=== PROBLEM DESCRIPTION ===
Go through the lines below and copy each one that holds the string "digit".

━━━━

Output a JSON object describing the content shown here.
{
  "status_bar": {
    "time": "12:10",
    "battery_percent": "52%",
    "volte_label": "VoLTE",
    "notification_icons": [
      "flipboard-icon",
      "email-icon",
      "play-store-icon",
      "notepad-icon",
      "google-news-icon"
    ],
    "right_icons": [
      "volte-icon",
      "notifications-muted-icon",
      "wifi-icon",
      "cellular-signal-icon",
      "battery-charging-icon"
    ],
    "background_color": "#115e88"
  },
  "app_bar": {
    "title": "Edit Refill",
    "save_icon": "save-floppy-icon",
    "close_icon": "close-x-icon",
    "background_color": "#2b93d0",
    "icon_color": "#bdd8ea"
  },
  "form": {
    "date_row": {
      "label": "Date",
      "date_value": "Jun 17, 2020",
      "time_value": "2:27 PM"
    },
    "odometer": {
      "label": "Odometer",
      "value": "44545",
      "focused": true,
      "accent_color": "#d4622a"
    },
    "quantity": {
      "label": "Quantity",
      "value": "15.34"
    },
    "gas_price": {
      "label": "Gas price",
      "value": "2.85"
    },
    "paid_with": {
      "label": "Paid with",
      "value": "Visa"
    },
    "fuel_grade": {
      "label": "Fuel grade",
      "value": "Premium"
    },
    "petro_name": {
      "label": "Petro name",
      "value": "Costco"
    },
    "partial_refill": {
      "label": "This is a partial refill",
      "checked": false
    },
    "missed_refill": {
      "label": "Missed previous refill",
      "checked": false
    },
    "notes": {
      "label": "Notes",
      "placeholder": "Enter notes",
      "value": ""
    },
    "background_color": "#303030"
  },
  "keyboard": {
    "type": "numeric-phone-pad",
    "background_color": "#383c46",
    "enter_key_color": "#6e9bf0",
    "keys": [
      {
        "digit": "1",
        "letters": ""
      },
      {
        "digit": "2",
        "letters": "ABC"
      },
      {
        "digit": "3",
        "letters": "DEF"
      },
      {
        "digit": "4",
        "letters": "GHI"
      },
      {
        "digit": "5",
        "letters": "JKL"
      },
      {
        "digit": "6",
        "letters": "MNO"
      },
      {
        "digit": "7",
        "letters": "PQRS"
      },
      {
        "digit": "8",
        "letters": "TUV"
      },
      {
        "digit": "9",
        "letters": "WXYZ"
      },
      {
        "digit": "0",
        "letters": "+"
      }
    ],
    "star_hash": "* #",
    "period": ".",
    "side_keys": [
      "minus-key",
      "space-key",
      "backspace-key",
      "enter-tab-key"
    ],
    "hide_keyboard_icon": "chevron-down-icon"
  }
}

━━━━

=== SOLVED PROBLEM ===
        "digit": "1",
        "digit": "2",
        "digit": "3",
        "digit": "4",
        "digit": "5",
        "digit": "6",
        "digit": "7",
        "digit": "8",
        "digit": "9",
        "digit": "0",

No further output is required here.